« Andrew Kent: Lessons for Bivens and Qualified Immunity Debates from Nineteenth-Century Damages Litigation against Federal Officers
Michael Ramsey
| Main | Addressing Three New Points About Bostock and Oncale
Andrew Hyman »


Bryan Wildenthal on D.C. Statehood
Michael Ramsey

At Jurist, Bryan Wildenthal (Thomas Jefferson, visiting USD): D.C. Statehood Is Within Congress’s Power But Must Be Done Right.  From the introduction:

Critics of the D.C. Statehood Bill, which passed the House on April 22, rightly object that it cannot properly override the 23rd Amendment to the Constitution. The House Bill creates utterly unnecessary problems under the Amendment by proposing a greatly reduced “District”, encompassing the White House, the Capitol and Supreme Court buildings, and the National Mall.

That Amendment mandates that “[t]he District constituting the seat of government of the United States,” however small it may be, is constitutionally entitled to choose three presidential electors, albeit “in such manner as the Congress may direct.”

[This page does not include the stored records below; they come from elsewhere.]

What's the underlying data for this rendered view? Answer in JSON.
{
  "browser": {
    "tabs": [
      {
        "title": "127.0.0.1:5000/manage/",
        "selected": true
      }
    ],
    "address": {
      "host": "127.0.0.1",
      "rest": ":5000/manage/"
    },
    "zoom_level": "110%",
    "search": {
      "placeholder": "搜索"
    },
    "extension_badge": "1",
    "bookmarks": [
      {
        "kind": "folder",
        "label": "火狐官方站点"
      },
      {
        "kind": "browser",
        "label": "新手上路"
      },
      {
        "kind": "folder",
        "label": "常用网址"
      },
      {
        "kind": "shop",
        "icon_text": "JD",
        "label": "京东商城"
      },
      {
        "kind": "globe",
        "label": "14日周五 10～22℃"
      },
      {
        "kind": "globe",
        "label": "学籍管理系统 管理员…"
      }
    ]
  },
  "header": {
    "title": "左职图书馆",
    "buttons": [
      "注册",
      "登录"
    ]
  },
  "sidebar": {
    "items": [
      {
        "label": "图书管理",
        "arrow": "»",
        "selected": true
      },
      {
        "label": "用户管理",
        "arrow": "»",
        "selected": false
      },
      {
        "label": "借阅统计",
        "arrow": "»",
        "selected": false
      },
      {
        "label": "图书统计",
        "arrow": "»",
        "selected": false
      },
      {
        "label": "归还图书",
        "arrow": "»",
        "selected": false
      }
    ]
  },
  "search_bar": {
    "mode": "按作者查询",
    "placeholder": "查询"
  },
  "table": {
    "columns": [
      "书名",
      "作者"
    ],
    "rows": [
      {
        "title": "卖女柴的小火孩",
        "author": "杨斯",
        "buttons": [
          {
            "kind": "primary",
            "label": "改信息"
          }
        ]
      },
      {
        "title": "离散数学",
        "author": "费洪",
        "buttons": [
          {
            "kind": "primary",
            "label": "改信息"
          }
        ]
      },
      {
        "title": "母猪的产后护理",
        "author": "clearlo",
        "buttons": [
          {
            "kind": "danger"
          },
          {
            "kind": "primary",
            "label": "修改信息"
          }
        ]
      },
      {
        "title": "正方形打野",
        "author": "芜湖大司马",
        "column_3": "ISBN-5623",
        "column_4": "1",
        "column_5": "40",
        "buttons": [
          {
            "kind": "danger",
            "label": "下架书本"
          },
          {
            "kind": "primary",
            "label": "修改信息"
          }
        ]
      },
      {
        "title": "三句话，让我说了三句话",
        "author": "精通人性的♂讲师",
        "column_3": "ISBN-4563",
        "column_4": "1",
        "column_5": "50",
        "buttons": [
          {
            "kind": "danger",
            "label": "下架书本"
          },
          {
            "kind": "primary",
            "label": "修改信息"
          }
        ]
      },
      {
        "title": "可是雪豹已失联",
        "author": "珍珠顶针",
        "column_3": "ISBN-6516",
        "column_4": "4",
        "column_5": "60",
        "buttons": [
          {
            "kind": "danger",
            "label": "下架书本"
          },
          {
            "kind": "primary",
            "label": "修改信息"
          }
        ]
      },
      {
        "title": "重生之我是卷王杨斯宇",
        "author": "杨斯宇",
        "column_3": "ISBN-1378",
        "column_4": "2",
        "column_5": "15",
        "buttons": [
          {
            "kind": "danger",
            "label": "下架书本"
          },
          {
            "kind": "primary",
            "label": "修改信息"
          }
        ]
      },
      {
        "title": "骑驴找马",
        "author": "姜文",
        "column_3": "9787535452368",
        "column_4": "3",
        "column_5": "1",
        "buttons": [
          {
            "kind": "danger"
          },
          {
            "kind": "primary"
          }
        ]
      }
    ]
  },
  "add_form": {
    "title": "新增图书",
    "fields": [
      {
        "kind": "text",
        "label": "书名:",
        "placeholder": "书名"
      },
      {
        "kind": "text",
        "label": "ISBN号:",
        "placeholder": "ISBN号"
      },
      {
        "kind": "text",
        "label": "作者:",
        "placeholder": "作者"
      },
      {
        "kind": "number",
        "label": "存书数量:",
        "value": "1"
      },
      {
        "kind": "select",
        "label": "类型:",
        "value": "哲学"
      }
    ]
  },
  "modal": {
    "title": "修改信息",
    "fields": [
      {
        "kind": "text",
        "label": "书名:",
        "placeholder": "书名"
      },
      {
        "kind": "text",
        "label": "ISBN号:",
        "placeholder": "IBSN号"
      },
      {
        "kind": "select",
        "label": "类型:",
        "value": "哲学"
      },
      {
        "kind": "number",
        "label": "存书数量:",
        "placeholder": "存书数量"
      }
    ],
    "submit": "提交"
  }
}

Washington, D.C., if granted statehood, would no longer be that “District” and would be entitled to its own electors simply as a state, under Article II of the Constitution. It would be absurd for any remaining “District,” with no residents other than the presidential family and perhaps a few homeless persons, to continue getting another three presidential electors.

The current Statehood Bill purports to nullify the 23rd Amendment by repealing the legislation governing the “manner” of its implementation. But that’s a disturbing end-run around a constitutional guarantee of voting rights and would surely be struck down (as it should be) by the current Republican-dominated Supreme Court. It is absolutely the last thing Democrats (of all people) should support, given nationwide on-going attacks by many Republicans on voting rights and election integrity. Democrats may hope to motivate repeal of the 23rd Amendment itself, but Republicans will obviously never agree to that, and it’s impossible to amend the Constitution without overwhelming bipartisan support.

The Biden Administration reportedly supports amending the Statehood Bill to award the rump district’s extra three electors to whoever wins the national popular presidential vote. That’s clever political mischief at best, a misguided “fix” that would create more problems, would still disrespect the Constitution, and would again be pointless strike-down bait for the Supreme Court. If the electors are chosen by voters nationally, they would not be chosen by the district itself, as the 23rd Amendment commands. The universal understanding when the Amendment was ratified in 1961 was that the District’s presidential electors would be chosen by the voters living there (mostly long-disenfranchised African Americans), as they have been in every election since.

The actual solution to the D.C. statehood problem is elegantly simple, staring us all in the face: Why have any “District” at all? Just make the proposed rump district an ordinary federal enclave within the new state, like the thousands of federal buildings and areas already located in all 50 states. . . .